This is joint work with Lauren Williams (Harvard)

November 29

Dan Romik, Bell Laboratories

Random Sorting Networks (PDF)

December 1

Sami Assaf, UC Berkeley

Dual equivalence graphs, ribbon tableaux and Macdonald polynomials

We introduce a new combinatorial construction, called a dual equivalence graph, based on Haiman's 1992 discovery of an equivalence relation on tableaux which is "dual" to jeu-de-taquin. We define a generating function on the vertices of such graphs and show that it is always Schur positive. We outline the construction of a graph on standard k-tuples of young tableaux which we prove is a dual equivalence graph for k <= 3. This gives a combinatorial description of the Schur coefficients of the ribbon tableaux generating functions introduced by Lascoux, Leclerc and Thibon. Recalling Haglund's monomial expansion for Macdonald polynomials, we conclude with a combinatorial formula for the Schur expansion of Macdonald polynomials indexed by a partition with at most 3 columns.

December 6

Mihai Ciucu, Georgia Tech

The emergence of the electrostatic field as a Feynman sum in random tilings with holes (PDF)

December 8

David Speyer, University of Michigan

Polyhedral geometry of Cambrian lattices

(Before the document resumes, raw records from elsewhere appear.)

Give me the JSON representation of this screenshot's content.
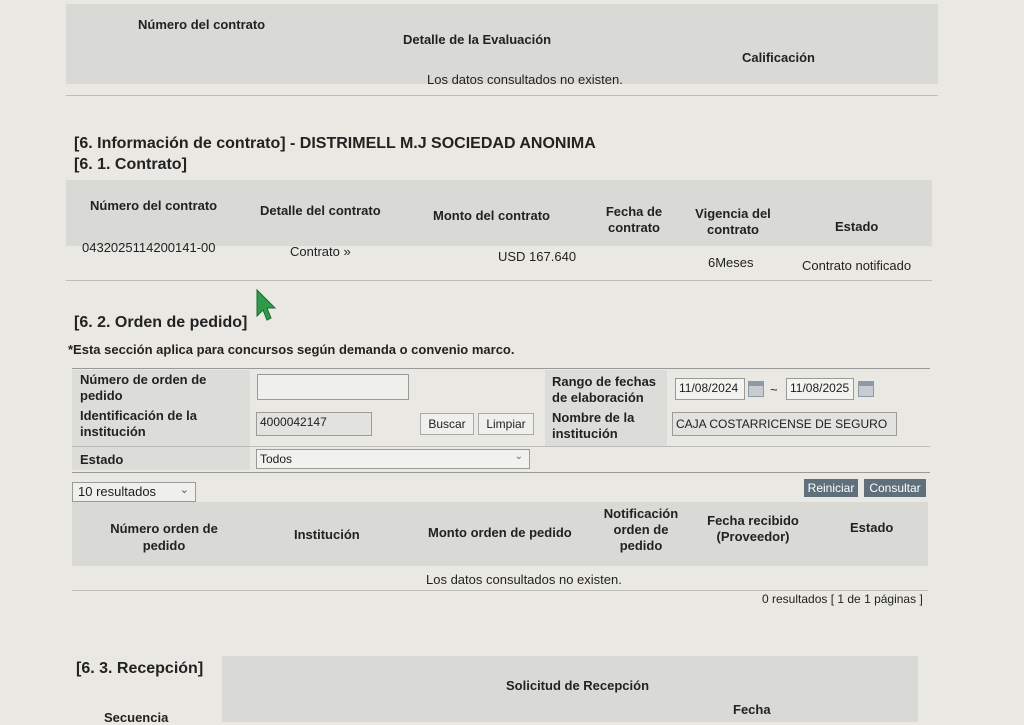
{
  "top_table": {
    "headers": [
      "Número del contrato",
      "Detalle de la Evaluación",
      "Calificación"
    ],
    "empty_message": "Los datos consultados no existen."
  },
  "section6": {
    "title": "[6. Información de contrato] - DISTRIMELL M.J SOCIEDAD ANONIMA",
    "sub1_title": "[6. 1. Contrato]"
  },
  "contract_table": {
    "headers": [
      "Número del contrato",
      "Detalle del contrato",
      "Monto del contrato",
      "Fecha de contrato",
      "Vigencia del contrato",
      "Estado"
    ],
    "row": {
      "number": "0432025114200141-00",
      "detail": "Contrato »",
      "amount": "USD 167.640",
      "date": "",
      "validity": "6Meses",
      "status": "Contrato notificado"
    }
  },
  "orders": {
    "title": "[6. 2. Orden de pedido]",
    "note": "*Esta sección aplica para concursos según demanda o convenio marco.",
    "form": {
      "order_number_label": "Número de orden de pedido",
      "order_number_value": "",
      "date_range_label": "Rango de fechas de elaboración",
      "date_from": "11/08/2024",
      "date_sep": "~",
      "date_to": "11/08/2025",
      "institution_id_label": "Identificación de la institución",
      "institution_id_value": "4000042147",
      "search_button": "Buscar",
      "clear_button": "Limpiar",
      "institution_name_label": "Nombre de la institución",
      "institution_name_value": "CAJA COSTARRICENSE DE SEGURO",
      "status_label": "Estado",
      "status_value": "Todos"
    },
    "results_select": "10 resultados",
    "reset_button": "Reiniciar",
    "query_button": "Consultar",
    "table": {
      "headers": [
        "Número orden de pedido",
        "Institución",
        "Monto orden de pedido",
        "Notificación orden de pedido",
        "Fecha recibido (Proveedor)",
        "Estado"
      ],
      "empty_message": "Los datos consultados no existen."
    },
    "pagination": "0 resultados [ 1 de 1 páginas ]"
  },
  "reception": {
    "title": "[6. 3. Recepción]",
    "headers": [
      "Solicitud de Recepción",
      "Secuencia",
      "Fecha"
    ]
  }
}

Let $W$ be a finite Coxeter group of rank $n$ and $c$ a coxeter element. The $c$-clusters of $W$ are certain $n$ element collections of roots of $W$, whose definition is motivated by the theory of cluster algebras. The $c$-noncrossing partitions are certain elements of $W$ which form a rank symmetric lattice. The $c$-Cambrian lattice is a certain lattice quotient of the weak order on $W$, defined by Nathan Reading. Nathan Reading has constructed bijections between the $c$-clusters, the $c$-noncrossing partitions and the elements of the $c$-Cambrian lattice. In this talk, based on joint work with Nathan Reading, I will describe a polyhedral picture that makes all of these bijections transparent to describe. Specifically, elements of the $c$- cambrian lattice can be thought of as maximal cones in a certain coarsening of the $W$-hyperplane arrangement. We show that these cones are simplicial and that the simplicial complex they form is combinatorially, though not metrically, equivalent to the cluster complex. The invariant subspaces of noncrossing partitions are the bottom faces of cones in the Cambrian lattice. This picture allows us to assign geometric meanings to several other combinatorial objects from the theory of cluster algebras, such as $g$-vectors and quasi- Cartan companion matrices. At the end, I will sketch some hopes about how the theory might extend to infinite Coxeter groups.

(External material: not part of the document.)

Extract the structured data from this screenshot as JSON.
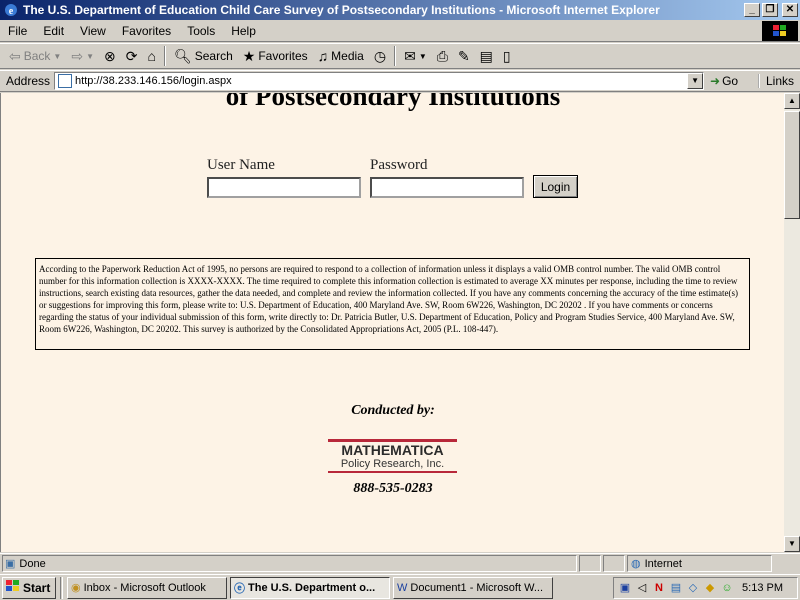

All announcements since Fall 2007 are in the Google Calendar